De Lima warns public vs fake solicitations for Taal victims
Senator Leila de Lima has urged the public to be “more vigilant” when approached by those who are soliciting funds for charities linked to causes or disasters.
It will be safer to send donations, whether it be in cash or in kind, directly to legitimate charities or organizations instead to those claiming to be their intermediaries, she said.
De Lima has warned the public against unscrupulous individuals who are using the generosity of others to steal donations and contributions intended for relief and recovery efforts to those affected by Taal volcano’s eruption.
She has received reports that certain unscrupulous individuals are capitalizing on the miseries of thousands of families, including farmers and fishermen, who were badly hit by the eruption of Taal Volcano.

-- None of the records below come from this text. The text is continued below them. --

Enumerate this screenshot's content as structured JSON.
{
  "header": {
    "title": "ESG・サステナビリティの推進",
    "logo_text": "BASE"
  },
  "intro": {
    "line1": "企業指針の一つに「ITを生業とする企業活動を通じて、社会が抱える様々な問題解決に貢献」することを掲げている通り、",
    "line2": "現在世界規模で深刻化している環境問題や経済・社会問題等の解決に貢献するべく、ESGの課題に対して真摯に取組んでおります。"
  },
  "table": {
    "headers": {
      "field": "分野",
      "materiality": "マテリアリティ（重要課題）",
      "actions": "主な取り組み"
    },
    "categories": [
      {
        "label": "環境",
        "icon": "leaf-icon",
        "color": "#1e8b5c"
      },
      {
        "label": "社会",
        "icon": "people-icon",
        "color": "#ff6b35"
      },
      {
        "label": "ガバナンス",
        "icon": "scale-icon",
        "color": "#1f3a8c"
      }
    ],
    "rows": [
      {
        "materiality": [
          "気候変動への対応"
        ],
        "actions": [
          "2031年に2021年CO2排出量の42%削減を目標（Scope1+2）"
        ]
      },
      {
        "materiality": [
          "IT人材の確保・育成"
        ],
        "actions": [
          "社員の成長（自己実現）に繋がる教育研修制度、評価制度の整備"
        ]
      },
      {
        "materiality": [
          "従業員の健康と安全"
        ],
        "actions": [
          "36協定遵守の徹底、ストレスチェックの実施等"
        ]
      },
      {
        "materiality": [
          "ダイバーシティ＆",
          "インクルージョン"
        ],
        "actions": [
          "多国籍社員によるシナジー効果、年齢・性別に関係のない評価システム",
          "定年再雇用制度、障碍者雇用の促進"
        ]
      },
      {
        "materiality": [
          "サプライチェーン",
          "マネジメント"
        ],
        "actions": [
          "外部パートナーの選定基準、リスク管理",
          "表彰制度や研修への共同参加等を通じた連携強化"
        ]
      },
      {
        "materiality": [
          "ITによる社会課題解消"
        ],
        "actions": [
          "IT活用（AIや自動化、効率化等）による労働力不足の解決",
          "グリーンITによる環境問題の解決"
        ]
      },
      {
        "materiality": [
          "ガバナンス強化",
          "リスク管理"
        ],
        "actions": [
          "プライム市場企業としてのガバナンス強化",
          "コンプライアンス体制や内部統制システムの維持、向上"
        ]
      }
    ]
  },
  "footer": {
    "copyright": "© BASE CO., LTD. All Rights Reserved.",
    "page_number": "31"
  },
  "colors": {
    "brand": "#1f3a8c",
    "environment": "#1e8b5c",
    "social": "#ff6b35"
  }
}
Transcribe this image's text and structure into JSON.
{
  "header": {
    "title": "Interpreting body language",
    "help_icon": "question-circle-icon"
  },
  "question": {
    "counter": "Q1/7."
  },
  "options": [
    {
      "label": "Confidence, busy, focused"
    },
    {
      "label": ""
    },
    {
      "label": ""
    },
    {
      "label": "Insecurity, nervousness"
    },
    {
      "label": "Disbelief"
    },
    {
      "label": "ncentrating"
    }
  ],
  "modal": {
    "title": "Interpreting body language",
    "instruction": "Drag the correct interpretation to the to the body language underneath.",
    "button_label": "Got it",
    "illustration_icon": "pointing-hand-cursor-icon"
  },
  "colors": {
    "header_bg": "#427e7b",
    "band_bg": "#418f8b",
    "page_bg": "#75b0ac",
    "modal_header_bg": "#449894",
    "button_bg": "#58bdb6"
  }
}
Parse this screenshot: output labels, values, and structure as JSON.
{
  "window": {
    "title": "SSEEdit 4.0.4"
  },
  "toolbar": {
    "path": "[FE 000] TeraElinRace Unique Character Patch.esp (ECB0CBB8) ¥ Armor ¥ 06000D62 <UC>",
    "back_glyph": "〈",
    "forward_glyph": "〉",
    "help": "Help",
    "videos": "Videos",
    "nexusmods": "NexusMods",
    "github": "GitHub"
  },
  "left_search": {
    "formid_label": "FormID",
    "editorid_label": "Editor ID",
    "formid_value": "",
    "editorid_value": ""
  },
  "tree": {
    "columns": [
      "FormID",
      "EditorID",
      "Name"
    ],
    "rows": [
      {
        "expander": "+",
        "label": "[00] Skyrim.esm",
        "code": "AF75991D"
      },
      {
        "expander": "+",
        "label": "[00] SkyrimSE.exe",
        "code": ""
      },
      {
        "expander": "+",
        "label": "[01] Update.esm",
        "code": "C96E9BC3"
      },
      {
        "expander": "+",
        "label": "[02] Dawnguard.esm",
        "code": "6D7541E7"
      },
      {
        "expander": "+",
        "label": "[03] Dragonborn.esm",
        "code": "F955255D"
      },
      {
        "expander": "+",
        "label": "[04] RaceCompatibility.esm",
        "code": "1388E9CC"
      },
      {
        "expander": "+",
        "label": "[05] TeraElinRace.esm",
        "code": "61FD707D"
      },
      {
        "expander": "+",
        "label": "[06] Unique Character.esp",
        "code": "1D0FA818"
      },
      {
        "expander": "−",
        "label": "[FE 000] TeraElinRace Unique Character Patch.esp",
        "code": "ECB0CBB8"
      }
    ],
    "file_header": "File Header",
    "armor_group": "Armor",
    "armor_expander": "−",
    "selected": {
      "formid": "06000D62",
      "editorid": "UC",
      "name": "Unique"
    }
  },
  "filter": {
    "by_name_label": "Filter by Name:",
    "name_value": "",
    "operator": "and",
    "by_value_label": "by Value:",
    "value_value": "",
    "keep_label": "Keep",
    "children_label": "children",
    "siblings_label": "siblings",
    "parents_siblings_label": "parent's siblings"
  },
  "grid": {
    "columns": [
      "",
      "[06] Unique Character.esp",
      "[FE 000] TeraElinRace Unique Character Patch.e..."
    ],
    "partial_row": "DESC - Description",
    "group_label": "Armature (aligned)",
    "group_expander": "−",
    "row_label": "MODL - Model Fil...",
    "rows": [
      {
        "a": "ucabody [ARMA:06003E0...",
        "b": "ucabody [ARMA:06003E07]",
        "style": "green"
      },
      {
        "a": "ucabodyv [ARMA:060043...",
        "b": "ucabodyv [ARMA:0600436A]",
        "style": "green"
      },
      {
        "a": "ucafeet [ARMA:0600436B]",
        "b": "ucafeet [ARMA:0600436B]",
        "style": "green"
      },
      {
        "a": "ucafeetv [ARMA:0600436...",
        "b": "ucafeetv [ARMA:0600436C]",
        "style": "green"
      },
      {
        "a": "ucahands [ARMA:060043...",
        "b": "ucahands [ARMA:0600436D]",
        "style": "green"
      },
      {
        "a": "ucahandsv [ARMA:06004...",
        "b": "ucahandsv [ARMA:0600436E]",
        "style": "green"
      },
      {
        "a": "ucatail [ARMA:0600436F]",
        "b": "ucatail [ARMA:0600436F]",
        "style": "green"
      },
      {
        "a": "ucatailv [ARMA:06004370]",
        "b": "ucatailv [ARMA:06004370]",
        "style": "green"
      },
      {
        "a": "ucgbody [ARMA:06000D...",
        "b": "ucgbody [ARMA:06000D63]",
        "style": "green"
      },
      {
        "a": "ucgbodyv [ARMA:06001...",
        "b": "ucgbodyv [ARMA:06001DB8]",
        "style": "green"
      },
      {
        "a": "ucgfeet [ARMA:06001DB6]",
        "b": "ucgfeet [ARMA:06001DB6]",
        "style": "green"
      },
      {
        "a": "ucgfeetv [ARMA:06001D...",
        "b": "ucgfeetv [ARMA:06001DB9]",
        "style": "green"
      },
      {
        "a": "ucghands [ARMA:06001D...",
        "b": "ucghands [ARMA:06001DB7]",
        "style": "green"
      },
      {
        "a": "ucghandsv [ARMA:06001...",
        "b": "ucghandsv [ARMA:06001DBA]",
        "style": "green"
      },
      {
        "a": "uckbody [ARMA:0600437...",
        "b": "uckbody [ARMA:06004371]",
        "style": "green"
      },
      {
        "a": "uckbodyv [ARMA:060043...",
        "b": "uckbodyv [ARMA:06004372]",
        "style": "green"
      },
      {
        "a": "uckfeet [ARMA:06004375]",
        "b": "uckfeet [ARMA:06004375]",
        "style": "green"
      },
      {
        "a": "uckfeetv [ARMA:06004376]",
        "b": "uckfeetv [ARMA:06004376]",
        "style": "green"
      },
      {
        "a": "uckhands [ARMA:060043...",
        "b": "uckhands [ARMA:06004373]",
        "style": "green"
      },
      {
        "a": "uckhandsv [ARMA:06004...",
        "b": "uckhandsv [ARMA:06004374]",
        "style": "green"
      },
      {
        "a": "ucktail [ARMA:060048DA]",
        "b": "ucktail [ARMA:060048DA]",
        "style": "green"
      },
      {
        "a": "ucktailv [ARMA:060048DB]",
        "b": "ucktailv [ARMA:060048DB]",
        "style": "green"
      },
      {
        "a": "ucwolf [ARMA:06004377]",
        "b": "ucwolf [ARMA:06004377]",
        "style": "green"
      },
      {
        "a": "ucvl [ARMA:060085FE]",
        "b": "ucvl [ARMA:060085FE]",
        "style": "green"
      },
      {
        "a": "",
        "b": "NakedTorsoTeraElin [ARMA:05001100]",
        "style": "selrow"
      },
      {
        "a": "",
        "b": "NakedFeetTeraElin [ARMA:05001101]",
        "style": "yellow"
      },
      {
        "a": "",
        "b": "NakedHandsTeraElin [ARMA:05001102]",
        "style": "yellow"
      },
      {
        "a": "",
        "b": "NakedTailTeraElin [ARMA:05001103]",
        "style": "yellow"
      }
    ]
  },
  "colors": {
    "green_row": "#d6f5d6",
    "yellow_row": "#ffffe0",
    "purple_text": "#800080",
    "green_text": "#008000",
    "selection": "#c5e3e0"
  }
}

“It is very heart-warming to learn that people are volunteering for rescue and relief operations being organized to assist the victims of Taal eruption and help them get back on their feet,” de Lima said.
“But let us also exercise some due diligence in welcoming these solicitations and sending our donations to fly-by-night organizations and shadowy individuals who want to profit from such tragedy,” she said.
Netizens have reported of alleged scams of personalities pretending to be affiliated with charities, religious organizations and celebrities claiming that they are gathering funds for evacuees affected by the Taal volcano eruption last January 12.
Similar scams were also reportedly happening outside the country. In Vancouver, Canada, users of social media website Reddit reported that Filipinos “working in two’s or three’s” have been seen soliciting funds in stores and malls in the area.
Recently, the Catholic Bishops’ Conference of the Philippines (CBCP) warned against a similar scam using the name of several bishops to solicit donations for a gift to be given to Cardinal Luis Antonio Tagle who was recently appointed to a Vatican post.
De Lima, who chairs the Senate Committee on Social Justice, Welfare and Rural Development, reiterated her call to repeal the 40-year-old solicitation law to penalize unscrupulous individuals and organizations preying on victims of calamities.
De Lima earlier filed Senate Bill No. (SBN) 851 that would require stringent requirements for solicitation permits and impose stiff penalties for violators.